Clinton and Ashton's news conference followed a meeting with Kosovo Prime Minister Hashim Thaci and President Atifete Jahjaga.
In Belgrade on October 30, Clinton urged Serb leaders to restart a dialogue with Kosovo's leaders, even without recognizing Kosovo's independence.
Ashton said at the October 31 news conference that talks between Belgrade and Pristina would be "about making lives better."
A dialogue was launched in March 2011 under EU auspices, but it stalled after Serbia's elections in May that were won by nationalists.
The EU has stressed that progress in the talks is key if Serbia, which won EU candidate status in March, is to move forward and open full accession talks.
Clinton on October 31 also said the United States wants to see "the rule of law extending throughout Kosovo."
"We want to continue working with you to build and strengthen your democratic institutions and advance the economic welfare of your people," Clinton said. "I believe in Kosovo's future, and the United States remains deeply committed to your success."
Serbs are in majority in northern Kosovo and refuse to recognize the authority of Kosovo's ethnic Albanian government.
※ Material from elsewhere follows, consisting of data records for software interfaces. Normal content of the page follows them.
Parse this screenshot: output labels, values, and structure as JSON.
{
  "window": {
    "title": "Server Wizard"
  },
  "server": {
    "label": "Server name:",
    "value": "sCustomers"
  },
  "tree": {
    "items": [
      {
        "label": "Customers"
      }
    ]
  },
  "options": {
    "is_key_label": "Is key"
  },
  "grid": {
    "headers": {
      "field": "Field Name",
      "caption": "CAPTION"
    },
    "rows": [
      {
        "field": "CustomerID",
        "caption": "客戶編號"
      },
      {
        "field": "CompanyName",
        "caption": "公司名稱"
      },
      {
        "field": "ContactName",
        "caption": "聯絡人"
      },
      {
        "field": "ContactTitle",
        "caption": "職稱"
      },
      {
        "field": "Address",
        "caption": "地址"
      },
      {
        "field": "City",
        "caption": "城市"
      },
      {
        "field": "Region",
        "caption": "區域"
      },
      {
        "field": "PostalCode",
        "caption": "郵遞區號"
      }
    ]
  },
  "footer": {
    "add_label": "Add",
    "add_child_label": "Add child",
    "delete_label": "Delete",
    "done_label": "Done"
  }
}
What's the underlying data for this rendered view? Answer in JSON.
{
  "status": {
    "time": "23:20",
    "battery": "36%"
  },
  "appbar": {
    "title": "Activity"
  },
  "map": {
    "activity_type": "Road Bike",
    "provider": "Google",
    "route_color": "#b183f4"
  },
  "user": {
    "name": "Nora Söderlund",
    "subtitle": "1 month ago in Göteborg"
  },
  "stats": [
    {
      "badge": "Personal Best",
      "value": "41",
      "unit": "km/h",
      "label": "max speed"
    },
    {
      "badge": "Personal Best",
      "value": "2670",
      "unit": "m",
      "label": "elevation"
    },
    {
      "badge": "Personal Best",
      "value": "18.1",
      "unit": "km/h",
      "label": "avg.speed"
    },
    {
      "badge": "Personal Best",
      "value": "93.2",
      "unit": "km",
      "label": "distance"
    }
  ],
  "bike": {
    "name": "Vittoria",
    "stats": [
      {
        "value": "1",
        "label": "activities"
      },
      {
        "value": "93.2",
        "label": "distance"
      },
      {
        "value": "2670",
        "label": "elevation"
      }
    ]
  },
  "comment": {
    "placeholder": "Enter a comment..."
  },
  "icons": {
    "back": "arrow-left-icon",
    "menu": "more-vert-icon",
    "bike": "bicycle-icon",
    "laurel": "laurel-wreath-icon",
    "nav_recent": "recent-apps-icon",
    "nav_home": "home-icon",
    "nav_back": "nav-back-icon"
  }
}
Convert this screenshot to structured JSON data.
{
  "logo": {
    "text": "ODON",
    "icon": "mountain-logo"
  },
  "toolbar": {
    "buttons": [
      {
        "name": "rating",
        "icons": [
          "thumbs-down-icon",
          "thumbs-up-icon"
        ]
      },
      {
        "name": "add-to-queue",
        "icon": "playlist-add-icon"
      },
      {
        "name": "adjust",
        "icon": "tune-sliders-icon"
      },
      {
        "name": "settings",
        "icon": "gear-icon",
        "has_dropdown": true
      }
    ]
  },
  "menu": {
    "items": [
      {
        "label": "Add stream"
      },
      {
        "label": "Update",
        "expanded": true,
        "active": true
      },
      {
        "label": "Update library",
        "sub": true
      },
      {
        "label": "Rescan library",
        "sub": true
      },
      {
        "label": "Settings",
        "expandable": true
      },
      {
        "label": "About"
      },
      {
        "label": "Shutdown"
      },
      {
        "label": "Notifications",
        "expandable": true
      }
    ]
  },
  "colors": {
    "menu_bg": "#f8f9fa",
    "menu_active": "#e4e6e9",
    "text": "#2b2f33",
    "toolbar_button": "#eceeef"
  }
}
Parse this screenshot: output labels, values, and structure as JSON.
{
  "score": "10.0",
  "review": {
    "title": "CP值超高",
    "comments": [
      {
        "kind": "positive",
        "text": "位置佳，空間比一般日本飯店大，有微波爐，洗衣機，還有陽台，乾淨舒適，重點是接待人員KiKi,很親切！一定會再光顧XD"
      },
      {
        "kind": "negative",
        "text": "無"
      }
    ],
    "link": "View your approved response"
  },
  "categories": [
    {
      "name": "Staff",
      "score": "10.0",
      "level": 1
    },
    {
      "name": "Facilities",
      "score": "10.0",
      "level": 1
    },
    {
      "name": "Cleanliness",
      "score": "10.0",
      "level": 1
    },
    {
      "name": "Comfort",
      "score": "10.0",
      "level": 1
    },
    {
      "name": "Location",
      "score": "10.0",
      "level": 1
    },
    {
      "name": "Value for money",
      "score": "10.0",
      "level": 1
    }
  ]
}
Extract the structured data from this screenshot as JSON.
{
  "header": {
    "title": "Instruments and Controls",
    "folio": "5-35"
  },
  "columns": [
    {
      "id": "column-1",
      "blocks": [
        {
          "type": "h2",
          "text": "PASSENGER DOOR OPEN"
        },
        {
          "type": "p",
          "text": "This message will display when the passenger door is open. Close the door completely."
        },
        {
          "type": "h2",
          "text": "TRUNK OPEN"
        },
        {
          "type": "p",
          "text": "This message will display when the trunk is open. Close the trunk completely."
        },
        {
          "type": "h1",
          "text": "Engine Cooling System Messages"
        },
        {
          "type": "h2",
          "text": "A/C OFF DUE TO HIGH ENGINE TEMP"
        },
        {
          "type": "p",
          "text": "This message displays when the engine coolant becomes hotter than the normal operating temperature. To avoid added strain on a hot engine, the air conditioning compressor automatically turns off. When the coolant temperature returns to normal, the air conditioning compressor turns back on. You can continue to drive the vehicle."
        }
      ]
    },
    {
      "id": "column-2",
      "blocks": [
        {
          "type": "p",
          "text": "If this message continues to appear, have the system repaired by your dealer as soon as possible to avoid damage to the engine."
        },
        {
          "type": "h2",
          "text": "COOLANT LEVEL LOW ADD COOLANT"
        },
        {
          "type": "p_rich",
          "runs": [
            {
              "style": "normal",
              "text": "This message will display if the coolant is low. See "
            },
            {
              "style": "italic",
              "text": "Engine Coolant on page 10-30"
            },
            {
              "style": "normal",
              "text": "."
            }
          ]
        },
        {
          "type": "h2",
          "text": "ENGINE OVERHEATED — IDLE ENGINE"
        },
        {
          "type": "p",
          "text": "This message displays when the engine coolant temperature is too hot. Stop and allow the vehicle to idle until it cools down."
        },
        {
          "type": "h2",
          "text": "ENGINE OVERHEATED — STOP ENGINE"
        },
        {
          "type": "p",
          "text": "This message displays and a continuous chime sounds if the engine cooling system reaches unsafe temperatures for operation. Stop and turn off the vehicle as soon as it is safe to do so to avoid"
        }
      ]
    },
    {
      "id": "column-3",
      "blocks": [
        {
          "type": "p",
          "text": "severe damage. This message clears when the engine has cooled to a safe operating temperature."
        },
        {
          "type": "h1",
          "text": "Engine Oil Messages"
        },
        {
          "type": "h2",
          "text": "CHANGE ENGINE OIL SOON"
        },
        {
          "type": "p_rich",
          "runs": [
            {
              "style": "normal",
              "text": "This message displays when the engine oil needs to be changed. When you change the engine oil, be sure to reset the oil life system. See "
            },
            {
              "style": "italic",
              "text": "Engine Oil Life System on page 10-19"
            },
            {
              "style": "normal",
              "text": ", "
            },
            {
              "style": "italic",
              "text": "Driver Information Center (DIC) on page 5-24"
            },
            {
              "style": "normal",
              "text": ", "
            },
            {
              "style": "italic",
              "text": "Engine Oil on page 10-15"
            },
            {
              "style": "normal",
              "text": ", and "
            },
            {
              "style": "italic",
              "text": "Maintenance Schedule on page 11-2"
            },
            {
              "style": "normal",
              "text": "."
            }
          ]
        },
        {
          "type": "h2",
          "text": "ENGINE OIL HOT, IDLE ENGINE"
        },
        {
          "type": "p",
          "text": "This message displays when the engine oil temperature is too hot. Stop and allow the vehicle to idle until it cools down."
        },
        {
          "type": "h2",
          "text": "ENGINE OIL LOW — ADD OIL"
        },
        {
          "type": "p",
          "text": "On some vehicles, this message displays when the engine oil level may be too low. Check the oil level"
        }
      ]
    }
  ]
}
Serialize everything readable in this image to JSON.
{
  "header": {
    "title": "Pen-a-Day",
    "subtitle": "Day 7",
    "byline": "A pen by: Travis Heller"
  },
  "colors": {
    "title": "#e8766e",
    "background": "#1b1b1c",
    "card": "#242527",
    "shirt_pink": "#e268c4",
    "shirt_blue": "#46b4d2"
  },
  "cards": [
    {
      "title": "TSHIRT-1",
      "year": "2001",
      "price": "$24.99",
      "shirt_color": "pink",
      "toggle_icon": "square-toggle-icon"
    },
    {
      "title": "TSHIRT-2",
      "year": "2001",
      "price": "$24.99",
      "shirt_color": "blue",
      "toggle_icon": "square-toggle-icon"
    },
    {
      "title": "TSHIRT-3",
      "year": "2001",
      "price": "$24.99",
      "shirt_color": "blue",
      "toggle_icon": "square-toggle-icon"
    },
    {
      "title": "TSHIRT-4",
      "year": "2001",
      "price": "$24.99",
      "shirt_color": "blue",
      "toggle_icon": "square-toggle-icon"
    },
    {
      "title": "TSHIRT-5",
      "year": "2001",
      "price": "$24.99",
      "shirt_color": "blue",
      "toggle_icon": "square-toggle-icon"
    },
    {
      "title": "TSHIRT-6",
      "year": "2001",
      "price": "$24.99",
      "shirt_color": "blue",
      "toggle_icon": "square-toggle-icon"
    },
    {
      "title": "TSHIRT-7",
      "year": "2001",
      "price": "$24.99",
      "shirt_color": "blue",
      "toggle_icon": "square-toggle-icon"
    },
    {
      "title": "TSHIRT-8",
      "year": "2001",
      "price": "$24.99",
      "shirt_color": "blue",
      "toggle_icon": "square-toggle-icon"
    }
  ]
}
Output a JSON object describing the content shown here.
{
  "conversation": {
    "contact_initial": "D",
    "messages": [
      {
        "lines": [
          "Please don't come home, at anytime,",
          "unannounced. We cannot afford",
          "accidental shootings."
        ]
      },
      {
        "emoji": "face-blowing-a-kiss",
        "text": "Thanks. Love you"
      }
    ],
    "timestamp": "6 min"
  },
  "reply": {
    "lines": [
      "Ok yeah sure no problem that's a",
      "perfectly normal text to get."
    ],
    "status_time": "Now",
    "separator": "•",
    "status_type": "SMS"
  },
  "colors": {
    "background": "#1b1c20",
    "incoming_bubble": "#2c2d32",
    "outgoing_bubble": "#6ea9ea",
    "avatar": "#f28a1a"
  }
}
Some Serbian officials have proposed splitting Kosovo along ethnic lines.
Clinton said the "boundaries of an independent, sovereign Kosovo are clear and set."
She also urged Kosovo's government to take into account the concerns of Kosovo Serbs.
Clinton toured a Serbian Orthodox church in Pristina, the site of anti-Serb riots eight years ago. She met there with Kosovo Serbs who have returned from abroad.
Clinton and Ashton visited Bosnia on October 29 and were scheduled to fly to Albania. Clinton will end her tour of the region in Croatia.
With reporting by AFP, dpa, and AP